Chuck Centers spends his days riding horses and painting whether he is at home in Sacramento or his second home in Taos, New Mexico. It's a serene existence, afforded by a successful and varied career path to retirement. Like his work as a painter, Chuck's first job involved using his hands but in a very different way. He was a professional fighter. With 16 pro fights to his claim, he moved on to his next career where he was clubbed "the fighting barber." In 1963, he opened Sacramento's first men's styling salon near the capitol where he soon earned a new title: hair stylist to the state's best known politicians and lobbyists. Next on the career ladder was real estate broker, the job he retired from in 2002 to devote his full attention to painting and his love of horses. He now competes in endurance racing events. He is a self-taught painter with the philosophy that you learn by doing. You can find his work on display at the Thomas Gallery in Taos, New Mexico. His inspiration comes from more than a keen observance of life in the West. An Endurance (horse) Rider who is the 2003 National Champion Endurance Rider for the 50-mile ride, he spends many hours training with one of his Arabian horses in and around the Sierra Nevada Mountains. He competed and finished the grueling 100 miles Tevis Cup race 3 times. It's on those rides that he frequently takes out his smart phone and snaps a photo that will eventually become an oil painting. Chuck has shown his work in Lake Tahoe, Auburn, Sacramento and the Napa Valley area. He currently enjoys a popular and successful exhibit in his gallery in Taos, New Mexico.
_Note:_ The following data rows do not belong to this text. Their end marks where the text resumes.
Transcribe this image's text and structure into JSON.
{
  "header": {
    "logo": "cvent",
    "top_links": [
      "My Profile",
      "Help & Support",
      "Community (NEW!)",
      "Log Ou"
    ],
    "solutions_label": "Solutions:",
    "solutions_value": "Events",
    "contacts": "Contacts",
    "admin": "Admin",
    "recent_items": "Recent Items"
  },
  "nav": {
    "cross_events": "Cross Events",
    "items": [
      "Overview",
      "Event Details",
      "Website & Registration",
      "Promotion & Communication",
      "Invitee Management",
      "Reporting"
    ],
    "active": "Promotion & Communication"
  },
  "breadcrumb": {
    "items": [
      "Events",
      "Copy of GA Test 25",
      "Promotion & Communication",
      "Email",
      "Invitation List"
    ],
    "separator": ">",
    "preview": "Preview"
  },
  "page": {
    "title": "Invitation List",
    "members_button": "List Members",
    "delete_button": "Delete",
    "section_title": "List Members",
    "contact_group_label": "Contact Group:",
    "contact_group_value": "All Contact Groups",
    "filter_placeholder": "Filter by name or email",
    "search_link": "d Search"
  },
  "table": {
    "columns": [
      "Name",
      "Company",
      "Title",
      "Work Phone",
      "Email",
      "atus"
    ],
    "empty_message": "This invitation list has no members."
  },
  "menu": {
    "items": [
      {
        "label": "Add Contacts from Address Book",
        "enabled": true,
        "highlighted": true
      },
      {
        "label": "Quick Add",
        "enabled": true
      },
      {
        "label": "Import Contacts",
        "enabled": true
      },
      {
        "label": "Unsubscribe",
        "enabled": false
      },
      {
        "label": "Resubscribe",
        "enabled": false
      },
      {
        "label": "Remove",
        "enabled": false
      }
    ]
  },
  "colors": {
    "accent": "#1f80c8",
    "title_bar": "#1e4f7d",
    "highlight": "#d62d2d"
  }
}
USDA Forest Service
Tahoe National Forest

Contact: Victor Lyon
(530) 367-2224

Western States Trail Open Deadwood to the North Fork of the Middle Fork of the American River

FORESTHILL…..The Forest Service has opened a portion of the Western States Trail that was damaged in the American Fire from Deadwood Ridge Road to the west bridge abutment of the Swinging Bridge. The trail crosses the North Fork of the Middle Fork of the American River (NFMFAR) over the Swinging Bridge. The American Fire started August 11, 2013 and burned all of the upper NFMFAR drainage. The bridge burned and is unsafe for use. Another smaller bridge on the WST also burned in the fire and is unsafe for use. This smaller bridge is below Last Chance, and is located between the NFMFAR and the Last Chance Townsite. The WST from the west bridge abutment of the Swinging Bridge eastward to Last Chance Townsite will remain closed for the time being.

District Ranger Victor Lyon states "opening the trail from Deadwood to the west side of the bridge allows use of part of the Western States Trail. Once the small bridge below Last Chance is reconstructed we will look at opening up that part of the trail. The Forest Service has requested funding to reconstruct the Swinging Bridge, but to date it has not been funded." The Western States Endurance Run and Ride organizations have volunteered to reconstruct, and donate the materials for, the smaller bridge. Last fall WST volunteers contributed hundreds of hours of effort on Burn Area Emergency Repairs to the trail alongside a few Forest Service specialists. "I am incredibly impressed by the massive well-orchestrated effort that the WST volunteers have provided; they have our sincere appreciation." Ranger Lyon continues "The WST is a multiple use trail; all users should anticipate two way traffic on the open section between Deadwood and the west end of the Swinging Bridge. All users are urged to be cautious of, and considerate to, other trail users". Post fire conditions are dynamic. Trail users should be cautious of rocks and limbs on the trail. Trail maintenance is ongoing; please listen and watch for work activities.

The American Fire area, including the Western States Trail and Loop 6 (11E44) of the Sugar Pine OHV system, have been closed to the public since the start of the fire. The American Fire area opens on March 13, 2014. Loop 6 is closed under Forest Order 17-14-01 along with the rest of the OHV Trails in Foresthill.

Additional information concerning this closure is available by contacting the district office by telephone at (530) 367-2224 Monday through Friday, 8:00-4:30.